require 'sketchup.rb'
#----------------------------------------------------------------------------------------
module MilkSnake74
  module TestFile
# MAIN BODY -----------------------------------------------------------------------------
    class  << self
      def test_file()
        UI.messagebox("I'm about to draw stairs!") 
      end
    end
# MAIN BODY -----------------------------------------------------------------------------
    unless file_loaded?("milksnake74_testfile.rb")
      menu = UI.menu("PlugIns").add_item("Test File") { test_file() }
    file_loaded("milksnake74_testfile.rb")
    end
# MAIN BODY -----------------------------------------------------------------------------
  end
end

If you save this as a file named “milksnake74_testfile.rb” in the SketchUp “PlugIns” folder, it should appear on the “Extensions” menu when you next launch SketchUp.

For some examples, feel free to use my plugins (some do not adhere to Dan’s suggested framework and may name-collide with other plugins you have already installed).

Here’s to happy coding :slight_smile:

1 Like

Thats indeed way cleaner!
Thanks for the tip!

You need to understand that the code block (wrapped by either {} or doend,) is itself an object, that is an argument to the add_item() method, so must be part of the same statement.
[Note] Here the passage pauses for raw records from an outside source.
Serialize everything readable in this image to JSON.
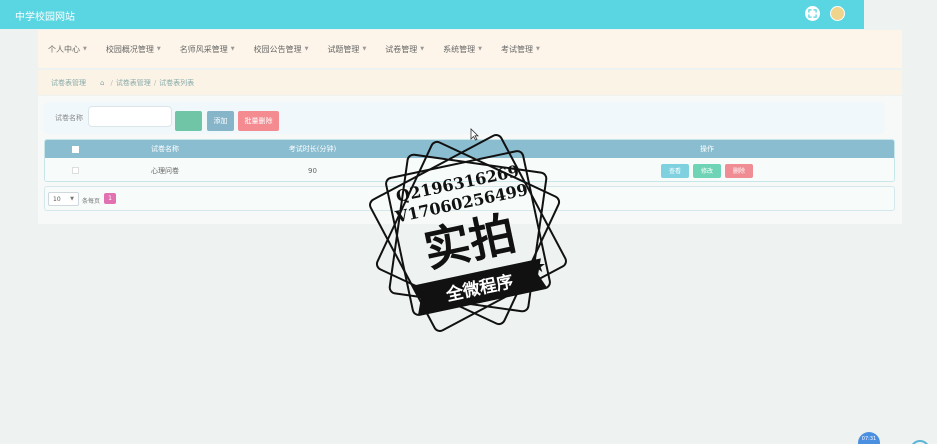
{
  "header": {
    "site_title": "中学校园网站"
  },
  "nav": {
    "items": [
      {
        "label": "个人中心"
      },
      {
        "label": "校园概况管理"
      },
      {
        "label": "名师风采管理"
      },
      {
        "label": "校园公告管理"
      },
      {
        "label": "试题管理"
      },
      {
        "label": "试卷管理"
      },
      {
        "label": "系统管理"
      },
      {
        "label": "考试管理"
      }
    ]
  },
  "breadcrumb": {
    "page_heading": "试卷表管理",
    "separator": "/",
    "crumb_1": "试卷表管理",
    "crumb_2": "试卷表列表"
  },
  "search": {
    "label": "试卷名称",
    "value": "",
    "add_label": "添加",
    "batch_delete_label": "批量删除"
  },
  "table": {
    "headers": {
      "name": "试卷名称",
      "duration": "考试时长(分钟)",
      "operations": "操作"
    },
    "rows": [
      {
        "name": "心理问卷",
        "duration": "90",
        "view_label": "查看",
        "edit_label": "修改",
        "delete_label": "删除"
      }
    ]
  },
  "pagination": {
    "page_size": "10",
    "per_page_label": "条每页",
    "current_page": "1"
  },
  "watermark": {
    "line1": "Q2196316269",
    "line2": "V17060256499",
    "main": "实拍",
    "ribbon": "全微程序"
  },
  "clock": {
    "time": "07:31"
  },
  "colors": {
    "topbar": "#5ad6e2",
    "navbar": "#fdf5ea",
    "table_header": "#8bbdd0",
    "search_button": "#6fc5a5",
    "add_button": "#86b4c8",
    "delete_button": "#f48b91",
    "view_button": "#7fd1e0",
    "edit_button": "#6fd4b5",
    "active_page": "#e271b2"
  }
}
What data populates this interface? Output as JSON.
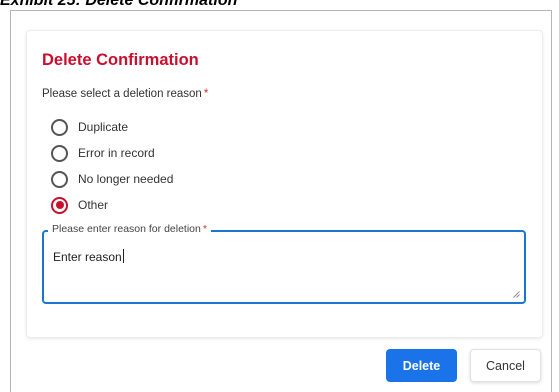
{
  "exhibit": {
    "title": "Exhibit 25: Delete Confirmation"
  },
  "dialog": {
    "title": "Delete Confirmation",
    "reason_label": "Please select a deletion reason",
    "required_marker": "*",
    "options": [
      {
        "label": "Duplicate",
        "checked": false
      },
      {
        "label": "Error in record",
        "checked": false
      },
      {
        "label": "No longer needed",
        "checked": false
      },
      {
        "label": "Other",
        "checked": true
      }
    ],
    "textarea": {
      "label": "Please enter reason for deletion",
      "required_marker": "*",
      "value": "Enter reason"
    }
  },
  "buttons": {
    "delete_label": "Delete",
    "cancel_label": "Cancel"
  },
  "colors": {
    "title": "#c8102e",
    "radio_checked": "#c8102e",
    "required": "#d32f2f",
    "focus_border": "#1976d2",
    "primary_button": "#1a73e8"
  }
}
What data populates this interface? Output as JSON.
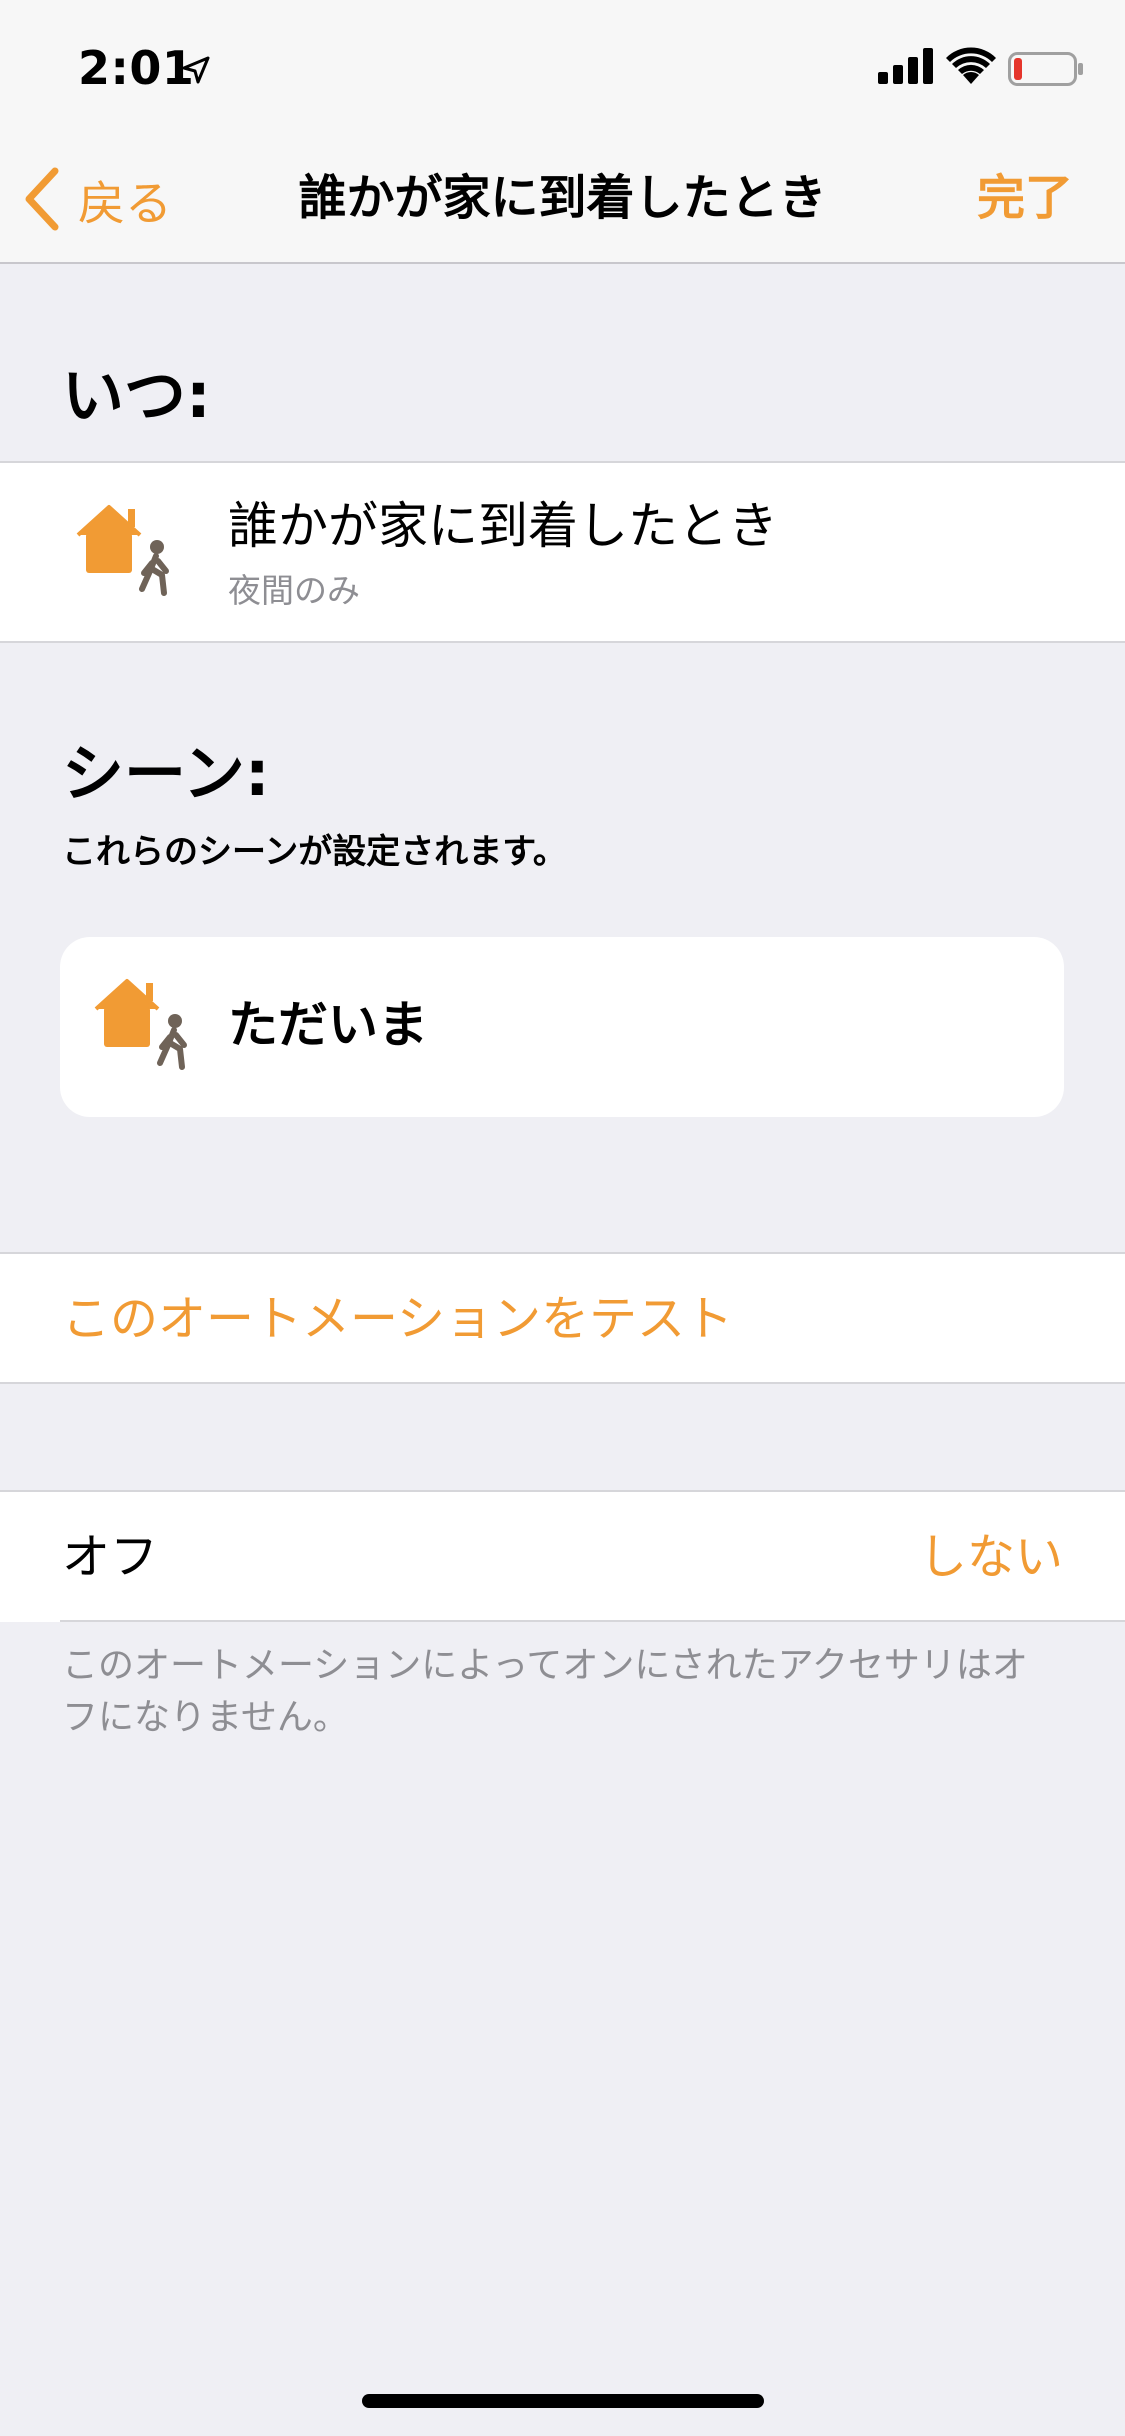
{
  "status_bar": {
    "time": "2:01",
    "location_icon": "location-arrow-icon",
    "signal_icon": "cellular-signal-icon",
    "wifi_icon": "wifi-icon",
    "battery_icon": "battery-low-icon"
  },
  "nav": {
    "back_label": "戻る",
    "title": "誰かが家に到着したとき",
    "done_label": "完了"
  },
  "when_section": {
    "title": "いつ:",
    "trigger": {
      "title": "誰かが家に到着したとき",
      "subtitle": "夜間のみ",
      "icon": "home-arrival-icon"
    }
  },
  "scenes_section": {
    "title": "シーン:",
    "subtitle": "これらのシーンが設定されます。",
    "scenes": [
      {
        "label": "ただいま",
        "icon": "home-arrival-icon"
      }
    ]
  },
  "test": {
    "label": "このオートメーションをテスト"
  },
  "off": {
    "label": "オフ",
    "value": "しない",
    "footnote": "このオートメーションによってオンにされたアクセサリはオフになりません。"
  },
  "colors": {
    "accent": "#f19b34",
    "background": "#efeff4",
    "secondary_text": "#8e8e93",
    "battery_low": "#e5352b",
    "person": "#6f6358"
  }
}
See this list: Ruby Learning Resources [WikiLists]

You need to learn basic Ruby before learning how the SketchUp API extends Ruby to make plugins.

3 Likes